The Utah Jazz got into the scoring column in their playoff series with the Portland Trail Blazers Saturday in a 107-101 game that they not only won but also dictated. Part of the reason had to be the warm and homey surroundings in the Salt Palace. There's just something about those 100-foot high brown curtains that brings out the best in the Jazz.

Part of the reason also had to be the fact that Utah out-rebounded Portland by 10, 56-46. The Jazz ruled the boards. They cleaned the glass. They were the law of gravity. Everything that went up came down to them.With 56, they came within one rebound of their highest total of the entire 82-game regular season (and the night they got 57 was way last December in a 135-point offensive frenzy against Golden State).

The Jazz weren't considered a good rebounding club coming into the playoffs. Out of 27 teams in the regular season their overall rebounding percentage of .484 (percent of missed shots taken by them instead of their opponent) ranked 22nd in the NBA. At offensive rebounding they ranked dead last, 27th.

Portland, by comparison, ranked second overall in the NBA in the regular season, with a rebounding percentage of .521, and eighth in offensive rebounding.

These statistics did not bode well for the Jazz when the two were matched in the second round of the playoffs. But after being dominated by the Blazers by a 55-41 count on the boards in Game 1, the Jazz rebounded for a 43-28 advantage in Game 2, and followed that with Saturday's 56-46 edge.

Going into Game 4 today in the Salt Palace the Blazers have to be wondering if a trend is underway.

If a trend is underway, the Jazz will be the first to tell you that their transformation into a 10-armed Bill Russell isn't by accident.

"It's not that we've necessarily turned into better rebounders, or worse rebounders," says Jazz center Mark Eaton. "The key is our offensive execution. When we run our offense the way we're supposed to, we're in position for offensive rebounds, and we're in position to get back on defense so we don't get beat by their fast break."
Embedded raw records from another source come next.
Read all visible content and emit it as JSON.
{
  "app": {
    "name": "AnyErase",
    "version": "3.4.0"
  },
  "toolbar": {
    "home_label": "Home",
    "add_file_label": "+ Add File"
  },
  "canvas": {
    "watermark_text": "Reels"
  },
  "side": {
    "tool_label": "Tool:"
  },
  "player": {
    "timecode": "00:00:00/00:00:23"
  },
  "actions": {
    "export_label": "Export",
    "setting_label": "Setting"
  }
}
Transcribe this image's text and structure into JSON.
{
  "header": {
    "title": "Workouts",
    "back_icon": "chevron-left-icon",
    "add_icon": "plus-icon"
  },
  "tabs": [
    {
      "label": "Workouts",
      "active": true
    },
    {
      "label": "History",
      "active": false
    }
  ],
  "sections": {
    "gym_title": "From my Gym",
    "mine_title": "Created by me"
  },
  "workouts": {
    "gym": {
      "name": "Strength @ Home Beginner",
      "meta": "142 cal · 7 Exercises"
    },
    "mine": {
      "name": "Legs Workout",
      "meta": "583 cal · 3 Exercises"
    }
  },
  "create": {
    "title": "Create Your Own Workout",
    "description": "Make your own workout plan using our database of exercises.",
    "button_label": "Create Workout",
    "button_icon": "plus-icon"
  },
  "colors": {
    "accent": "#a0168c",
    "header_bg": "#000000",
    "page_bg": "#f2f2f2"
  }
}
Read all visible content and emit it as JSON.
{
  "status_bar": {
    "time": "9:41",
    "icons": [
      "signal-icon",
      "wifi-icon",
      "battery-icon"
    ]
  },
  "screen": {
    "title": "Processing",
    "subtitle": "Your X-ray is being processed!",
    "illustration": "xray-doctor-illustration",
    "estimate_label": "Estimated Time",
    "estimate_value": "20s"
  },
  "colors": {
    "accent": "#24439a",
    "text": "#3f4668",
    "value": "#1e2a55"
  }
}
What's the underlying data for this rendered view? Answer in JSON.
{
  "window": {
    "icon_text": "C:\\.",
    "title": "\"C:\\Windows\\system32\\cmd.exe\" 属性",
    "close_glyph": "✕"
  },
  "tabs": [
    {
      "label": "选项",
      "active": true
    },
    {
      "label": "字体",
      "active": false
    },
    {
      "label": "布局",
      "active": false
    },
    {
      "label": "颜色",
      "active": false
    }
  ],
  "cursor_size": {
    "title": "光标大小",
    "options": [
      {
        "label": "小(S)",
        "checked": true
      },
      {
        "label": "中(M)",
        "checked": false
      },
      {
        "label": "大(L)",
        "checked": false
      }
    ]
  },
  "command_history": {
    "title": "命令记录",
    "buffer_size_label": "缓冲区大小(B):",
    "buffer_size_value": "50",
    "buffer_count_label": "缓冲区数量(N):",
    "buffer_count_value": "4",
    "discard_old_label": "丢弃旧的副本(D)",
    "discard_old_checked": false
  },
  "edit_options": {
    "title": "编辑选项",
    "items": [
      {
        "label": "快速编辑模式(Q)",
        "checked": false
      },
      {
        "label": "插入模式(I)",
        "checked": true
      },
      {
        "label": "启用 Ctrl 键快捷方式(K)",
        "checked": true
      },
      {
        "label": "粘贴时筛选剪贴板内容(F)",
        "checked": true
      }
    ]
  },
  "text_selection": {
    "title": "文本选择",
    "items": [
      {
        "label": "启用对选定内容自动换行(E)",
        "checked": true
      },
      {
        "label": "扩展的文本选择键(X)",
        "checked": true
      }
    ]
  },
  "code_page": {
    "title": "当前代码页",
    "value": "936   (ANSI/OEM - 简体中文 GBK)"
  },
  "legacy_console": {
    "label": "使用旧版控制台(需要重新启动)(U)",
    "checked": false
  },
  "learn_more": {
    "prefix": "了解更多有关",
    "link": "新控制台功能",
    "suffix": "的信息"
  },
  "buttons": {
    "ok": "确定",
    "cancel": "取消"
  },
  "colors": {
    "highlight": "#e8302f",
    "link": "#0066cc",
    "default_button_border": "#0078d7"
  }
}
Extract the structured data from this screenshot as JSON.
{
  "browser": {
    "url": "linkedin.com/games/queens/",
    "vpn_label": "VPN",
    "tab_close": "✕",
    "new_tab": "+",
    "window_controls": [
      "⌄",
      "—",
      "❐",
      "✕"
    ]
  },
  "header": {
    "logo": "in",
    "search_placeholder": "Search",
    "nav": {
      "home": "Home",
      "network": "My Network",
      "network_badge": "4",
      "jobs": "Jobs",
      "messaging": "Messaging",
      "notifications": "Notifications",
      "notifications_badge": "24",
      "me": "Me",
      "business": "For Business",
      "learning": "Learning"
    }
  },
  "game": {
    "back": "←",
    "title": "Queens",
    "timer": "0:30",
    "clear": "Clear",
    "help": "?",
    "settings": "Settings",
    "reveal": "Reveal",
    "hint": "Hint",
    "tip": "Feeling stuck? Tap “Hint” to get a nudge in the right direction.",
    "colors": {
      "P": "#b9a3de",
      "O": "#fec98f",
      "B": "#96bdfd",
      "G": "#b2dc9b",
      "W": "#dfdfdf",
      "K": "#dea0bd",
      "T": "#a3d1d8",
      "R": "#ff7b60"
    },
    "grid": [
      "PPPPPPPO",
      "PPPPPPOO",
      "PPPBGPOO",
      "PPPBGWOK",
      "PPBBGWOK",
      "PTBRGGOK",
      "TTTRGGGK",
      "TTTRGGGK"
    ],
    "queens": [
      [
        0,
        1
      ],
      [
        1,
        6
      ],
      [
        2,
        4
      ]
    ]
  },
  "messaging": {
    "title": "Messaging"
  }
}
The Jazz got 17 offensive rebounds Saturday, almost 10 above their last-in-the-NBA regular season average. Eaton had five of them. He says it's not that tough if you're standing where you're supposed to be standing.

"The thing we have to do," he says, "is get set on offense and make them play defense for more than three seconds. If they have to play defense for 20 seconds, they're not as apt to run, and we're in better position for offensive rebounds."

Jazz Coach Jerry Sloan has been preaching this patient-offense gospel since the playoffs began (the Jazz also outrebounded Phoenix in the first round, 176-156), but especially since Portland appeared on the horizon. In the coaches' view, no quick shot is a good shot. Unless your offense is set and your rebounders are in place, even a wide-open, uncontested 12-foot jump shot should be avoided.

"If there's 22 seconds left on the 24-second clock and nobody's there to rebound, it's a horrendous shot," he says.

Push him for examples, and he'll run the film of the end of Saturday's second quarter, when the Jazz, holding a 47-35 lead with just over two minutes to play, turned into liberals.

"We take three or four of the worst shots in the history of basketball," he says with disdain, "and what do they do? They go down and score."

The shots the Jazz took were not while they were ordering a corn dog. They were the kind that, when unsuccessful, gave Portland a chance to rev up its fast break, a break the Jazz talk about in hushed tones as if they're talking about a Ferrari Testarossa.

"Maybe if we were as quick as they are," says Sloan, "but we're not."

Fortunately for Sloan, the Jazz's undiscipline came just before halftime, giving him the chance to use the three or four worst shots in the history of basketball as the theme of his halftime speech.

"He did bring them up," confirmed Jazz owner Larry Miller, who was present. "He didn't holler or scream, he just said the game was ours to win or lose depending on if we wanted to be patient or not."

In the second half, the Jazz were as patient as government contractors. In no time, they put some distance between them and the narrow 49-46 advantage they held at the half. They kept the Blazers from dominating the glass. They didn't give them the keys to their fast break. The Jazz walked away with advantages on the backboards and the scoreboards.

Sloan walked away saying he hopes everyone on his team has the point by now, if they didn't already.

"You win these games with defense," he said. "And it's hard to defend layups."